The Pink Pearl apple is an inner pink-flesh apple cultivar with cream colored skin developed in 1944 by Albert Etter, a northern California breeder. US plant patent 723 for the Pink Pearl was obtained later that year. It is the offspring of the Surprise apple, an old English variety and was cultivated from an older rosy-fleshed apple introduced by German settlers in the mid 1800s. It is different from the Pink Lady apple, which has pink skin and is not a novelty.
Pink Pearl apples are low in calories, high in water content and
contain vitamins A, C and B. They also contain a dietary fiber known

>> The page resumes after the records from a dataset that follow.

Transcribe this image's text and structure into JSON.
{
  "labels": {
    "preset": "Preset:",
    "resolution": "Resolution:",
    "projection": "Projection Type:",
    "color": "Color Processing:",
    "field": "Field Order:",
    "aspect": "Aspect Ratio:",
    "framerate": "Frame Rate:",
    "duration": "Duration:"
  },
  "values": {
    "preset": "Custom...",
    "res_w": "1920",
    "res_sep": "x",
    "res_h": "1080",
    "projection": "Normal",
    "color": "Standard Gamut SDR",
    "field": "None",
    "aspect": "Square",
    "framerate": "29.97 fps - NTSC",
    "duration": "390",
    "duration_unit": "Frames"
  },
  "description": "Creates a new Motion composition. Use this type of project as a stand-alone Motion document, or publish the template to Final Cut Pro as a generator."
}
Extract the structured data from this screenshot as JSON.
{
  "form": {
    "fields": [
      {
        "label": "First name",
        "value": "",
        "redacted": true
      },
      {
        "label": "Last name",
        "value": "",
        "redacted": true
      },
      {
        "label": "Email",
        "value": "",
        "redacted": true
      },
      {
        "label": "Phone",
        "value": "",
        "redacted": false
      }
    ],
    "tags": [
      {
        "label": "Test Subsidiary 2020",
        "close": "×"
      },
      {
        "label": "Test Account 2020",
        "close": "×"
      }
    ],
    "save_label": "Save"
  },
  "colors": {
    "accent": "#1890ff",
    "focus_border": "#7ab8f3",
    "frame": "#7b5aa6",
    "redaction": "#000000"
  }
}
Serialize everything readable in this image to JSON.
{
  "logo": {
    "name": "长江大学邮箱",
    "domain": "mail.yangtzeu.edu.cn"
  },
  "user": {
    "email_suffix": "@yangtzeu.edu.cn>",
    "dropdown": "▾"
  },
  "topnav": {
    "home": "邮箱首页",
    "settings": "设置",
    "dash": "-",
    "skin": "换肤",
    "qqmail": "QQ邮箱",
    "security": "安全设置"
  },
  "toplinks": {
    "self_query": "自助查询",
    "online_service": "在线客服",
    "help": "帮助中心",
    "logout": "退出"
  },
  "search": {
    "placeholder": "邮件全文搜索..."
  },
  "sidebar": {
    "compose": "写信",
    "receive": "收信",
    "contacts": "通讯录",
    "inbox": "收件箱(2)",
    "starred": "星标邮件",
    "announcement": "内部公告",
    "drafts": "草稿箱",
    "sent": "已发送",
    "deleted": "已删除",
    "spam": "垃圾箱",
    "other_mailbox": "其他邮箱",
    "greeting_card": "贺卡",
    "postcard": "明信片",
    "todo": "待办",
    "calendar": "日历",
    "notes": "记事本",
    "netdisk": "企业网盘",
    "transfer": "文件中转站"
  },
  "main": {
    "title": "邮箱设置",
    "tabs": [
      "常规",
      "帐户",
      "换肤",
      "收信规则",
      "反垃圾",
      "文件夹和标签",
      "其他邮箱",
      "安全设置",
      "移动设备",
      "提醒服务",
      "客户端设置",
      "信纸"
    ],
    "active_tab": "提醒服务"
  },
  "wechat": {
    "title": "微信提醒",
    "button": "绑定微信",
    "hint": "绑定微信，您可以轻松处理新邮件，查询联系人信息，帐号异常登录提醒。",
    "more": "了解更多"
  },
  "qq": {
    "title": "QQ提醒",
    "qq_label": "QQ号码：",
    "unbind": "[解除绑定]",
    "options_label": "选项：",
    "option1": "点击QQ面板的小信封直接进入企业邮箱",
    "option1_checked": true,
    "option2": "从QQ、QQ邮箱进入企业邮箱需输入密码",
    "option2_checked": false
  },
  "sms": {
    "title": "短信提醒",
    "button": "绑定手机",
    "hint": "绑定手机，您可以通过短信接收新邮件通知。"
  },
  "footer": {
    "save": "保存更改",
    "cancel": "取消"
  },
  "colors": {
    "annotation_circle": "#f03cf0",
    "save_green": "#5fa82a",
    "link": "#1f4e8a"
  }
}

as pectin, which has been shown to lower cholesterol levels, and
trace amounts of boron, which has been touted for its ability to
help build strong bones. Great for pink applesauce or as a color
burst in salads.
Pink Pearl apples are generally medium sized, with a conical shape.
They are named for the color of their flesh, which is a bright rosy
pink sometimes streaked or mottled with white. They have a
translucent, yellow-green skin, and a crisp, juicy flesh with tart
to sweet-tart taste. Pink Pearls are grown in various countries, but
generally available in the US from California, Michigan, Ohio,
Oregon, as well as Canada, England, and Australia.